In the indexing and ETF world, 2012 may be remembered as the year ETF closings reached sufficient numbers to dominate industry gossip and news about ETFs. IndexUniverse’s ETF Watch lists about 100 ETF closures in 2012, almost twice the annual pace seen in 2008-2010 during the financial crisis and recession. There is little chance we will run out of ETFs or stop launching new ones any time soon: The total number of ETFs continues to expand, with nearly 180 added in 2012, and money continues to flow into ETFs, both new and old. By now, some 20 years after the launch of the SPDR S&P 500 ETF (NYSE Arca: SPY) kicked off the rise of the ETF industry, most new ETFs— and recently closed ones— are based on strategy indexes rather than broad-based market indexes. Strategy dominates the new issues because there are few, if any, markets left that aren’t already covered by ETFs. Further, strategy indexes— and hence the ETFs linked to those indexes—focus on various investor interests such as dividends or low volatility. Digging into the nature of strategy may explain the 2012 rise in ETF terminations.
While we shouldn’t ignore some of the financial factors cited for ETF closures—rising operating expenses; increases in the minimum size needed to break even; or competition among ETF issuers—understanding the nature of strategies and the indexes that track them is important for understanding why some ETFs survive and others fade away.
Financial and economic research going back several decades focuses on why some stocks tend to outperform the market. The results of this research are the raw material of strategy indexes. Many investors are familiar with ideas that small-cap or value stocks tend to outperform large-cap or growth stocks. The more formal statement of these arguments is the three-factor model of Gene Fama and Ken French,1 who identified size measured by market capitalization and a value bias measured by the ratio of book value to market value and then added market performance as the third factor driving stock performance. Later work by Mark Carhart2 introduced momentum measured by the difference between short-term and intermediate-term performance as a fourth factor. Recent research has expanded some of these ideas with different measures of value or momentum and with new factors such as volatility or liquidity. The three- or four-factor models underlie the first generation of strategy indexes focusing on combinations of growth or value and large-, mid- or small-cap stocks and momentum.
These efforts were only the beginning of strategies. Other factors soon joined, including dividends, specific sectors or industries, mergers, acquisitions, spinoffs and other corporate actions or such company characteristics as family ownership or social policies.
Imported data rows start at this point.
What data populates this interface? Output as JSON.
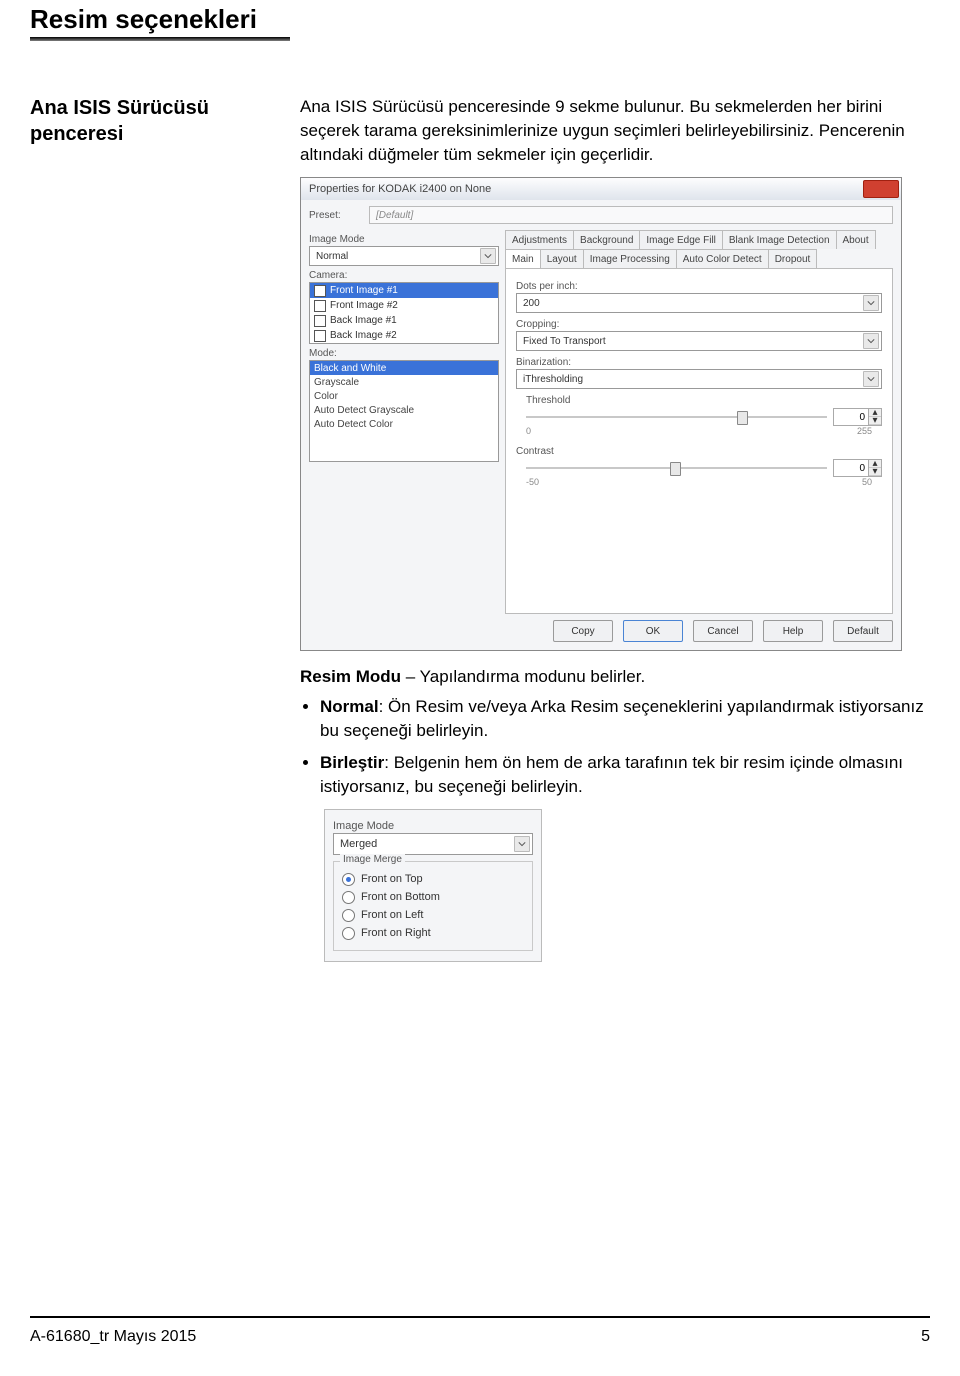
{
  "page": {
    "heading": "Resim seçenekleri",
    "section_title_line1": "Ana ISIS Sürücüsü",
    "section_title_line2": "penceresi",
    "intro": "Ana ISIS Sürücüsü penceresinde 9 sekme bulunur. Bu sekmelerden her birini seçerek tarama gereksinimlerinize uygun seçimleri belirleyebilirsiniz. Pencerenin altındaki düğmeler tüm sekmeler için geçerlidir.",
    "resim_modu_label": "Resim Modu",
    "resim_modu_text": " – Yapılandırma modunu belirler.",
    "bullet_normal_label": "Normal",
    "bullet_normal_text": ": Ön Resim ve/veya Arka Resim seçeneklerini yapılandırmak istiyorsanız bu seçeneği belirleyin.",
    "bullet_birlestir_label": "Birleştir",
    "bullet_birlestir_text": ": Belgenin hem ön hem de arka tarafının tek bir resim içinde olmasını istiyorsanız, bu seçeneği belirleyin."
  },
  "dialog": {
    "title": "Properties for KODAK i2400 on None",
    "preset_label": "Preset:",
    "preset_value": "[Default]",
    "image_mode_label": "Image Mode",
    "image_mode_value": "Normal",
    "camera_label": "Camera:",
    "camera_items": [
      "Front Image #1",
      "Front Image #2",
      "Back Image #1",
      "Back Image #2"
    ],
    "mode_label": "Mode:",
    "mode_items": [
      "Black and White",
      "Grayscale",
      "Color",
      "Auto Detect Grayscale",
      "Auto Detect Color"
    ],
    "tabs_top": [
      "Adjustments",
      "Background",
      "Image Edge Fill",
      "Blank Image Detection",
      "About"
    ],
    "tabs_bottom": [
      "Main",
      "Layout",
      "Image Processing",
      "Auto Color Detect",
      "Dropout"
    ],
    "dpi_label": "Dots per inch:",
    "dpi_value": "200",
    "cropping_label": "Cropping:",
    "cropping_value": "Fixed To Transport",
    "binarization_label": "Binarization:",
    "binarization_value": "iThresholding",
    "threshold_label": "Threshold",
    "threshold_value": "0",
    "threshold_min": "0",
    "threshold_max": "255",
    "contrast_label": "Contrast",
    "contrast_value": "0",
    "contrast_min": "-50",
    "contrast_max": "50",
    "buttons": {
      "copy": "Copy",
      "ok": "OK",
      "cancel": "Cancel",
      "help": "Help",
      "default": "Default"
    }
  },
  "merged_panel": {
    "image_mode_label": "Image Mode",
    "image_mode_value": "Merged",
    "group_title": "Image Merge",
    "options": [
      "Front on Top",
      "Front on Bottom",
      "Front on Left",
      "Front on Right"
    ]
  },
  "footer": {
    "left": "A-61680_tr  Mayıs 2015",
    "right": "5"
  }
}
Strategy indexes are attempts to exploit times when the market deviates from the theory that all stocks offer the same returns after adjustment for risk and correlation. Some strategies—for example, buying stocks in only one sector—have limited lifetimes, since the market is constantly evolving. Other strategies seek longer lifetimes and more staying power; some claim to do well in various markets.
All strategies face three challenges that could limit their performance. An ETF based on a strategy that underperforms is living on borrowed time. Consider an ETF that holds stocks in only one sector: Markets shift over time, and what works one day may fail miserably the next day. Financial stocks were shunned in 2007-2009 but gained twice as much as the S&P 500 in 2012.